## Task objective
All lines holding the string "ABEDA" should be copied from the data below.

Dataset rows for apps and sites:
○ ○ ○ ○ ○

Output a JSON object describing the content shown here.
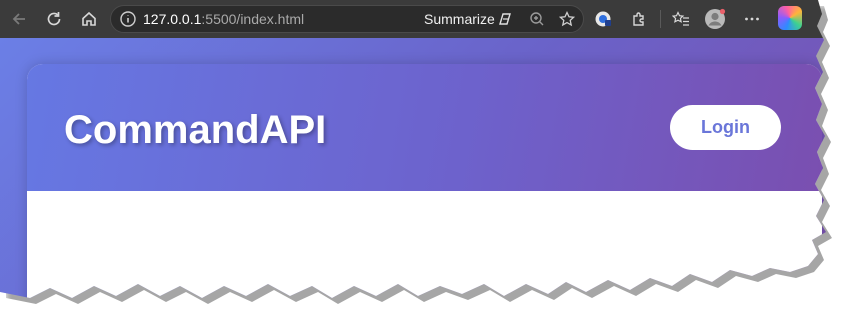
{
  "browser": {
    "url_host": "127.0.0.1",
    "url_rest": ":5500/index.html",
    "summarize_label": "Summarize",
    "icons": [
      "back-icon",
      "reload-icon",
      "home-icon",
      "info-icon",
      "summarize-icon",
      "zoom-icon",
      "favorite-star-icon",
      "extension-badge-icon",
      "extensions-icon",
      "favorites-icon",
      "profile-icon",
      "more-icon",
      "copilot-icon"
    ],
    "colors": {
      "toolbar": "#3b3b3b",
      "omnibox": "#2b2b2b"
    }
  },
  "page": {
    "brand": "CommandAPI",
    "login_label": "Login",
    "colors": {
      "gradient_start": "#6678e3",
      "gradient_end": "#7a4fb0",
      "button_text": "#6a76d9"
    }
  }
}
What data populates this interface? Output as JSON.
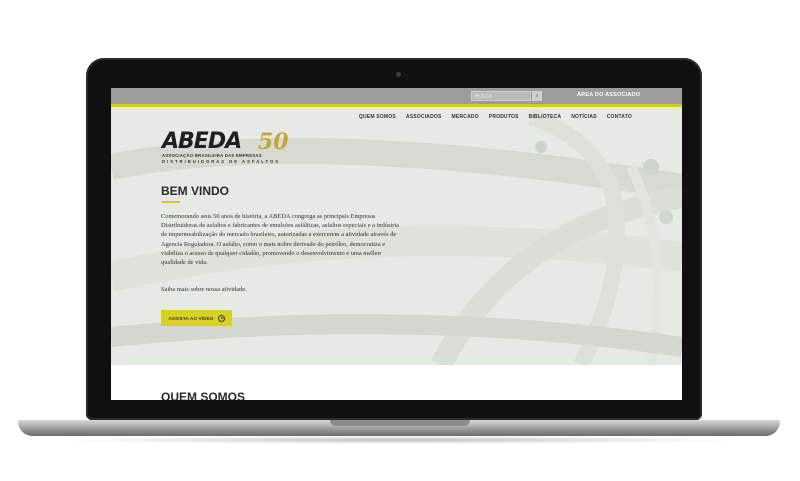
{
  "topbar": {
    "search_placeholder": "BUSCA",
    "area_label": "ÁREA DO ASSOCIADO"
  },
  "nav": {
    "items": [
      "QUEM SOMOS",
      "ASSOCIADOS",
      "MERCADO",
      "PRODUTOS",
      "BIBLIOTECA",
      "NOTÍCIAS",
      "CONTATO"
    ]
  },
  "logo": {
    "name": "ABEDA",
    "anniversary": "50",
    "line1": "ASSOCIAÇÃO BRASILEIRA DAS EMPRESAS",
    "line2": "DISTRIBUIDORAS DE ASFALTOS"
  },
  "hero": {
    "title": "BEM VINDO",
    "intro": "Comemorando seus 50 anos de história, a ABEDA congrega as principais Empresas Distribuidoras de asfaltos e fabricantes de emulsões asfálticas, asfaltos especiais e a indústria de impermeabilização do mercado brasileiro, autorizadas a exercerem a atividade através de Agencia Reguladora. O asfalto, como o mais nobre derivado do petróleo, democratiza e viabiliza o acesso de qualquer cidadão, promovendo o desenvolvimento e uma melhor qualidade de vida.",
    "more": "Saiba mais sobre nossa atividade.",
    "video_button": "ASSISTA AO VÍDEO"
  },
  "next_section": {
    "title": "QUEM SOMOS"
  },
  "colors": {
    "accent": "#d8d024",
    "topbar": "#9c9c9c",
    "gold": "#c9a437"
  }
}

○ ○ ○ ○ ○

## Solved exercise
    "name": "ABEDA",
    "intro": "Comemorando seus 50 anos de história, a ABEDA congrega as principais Empresas Distribuidoras de asfaltos e fabricantes de emulsões asfálticas, asfaltos especiais e a indústria de impermeabilização do mercado brasileiro, autorizadas a exercerem a atividade através de Agencia Reguladora. O asfalto, como o mais nobre derivado do petróleo, democratiza e viabiliza o acesso de qualquer cidadão, promovendo o desenvolvimento e uma melhor qualidade de vida.",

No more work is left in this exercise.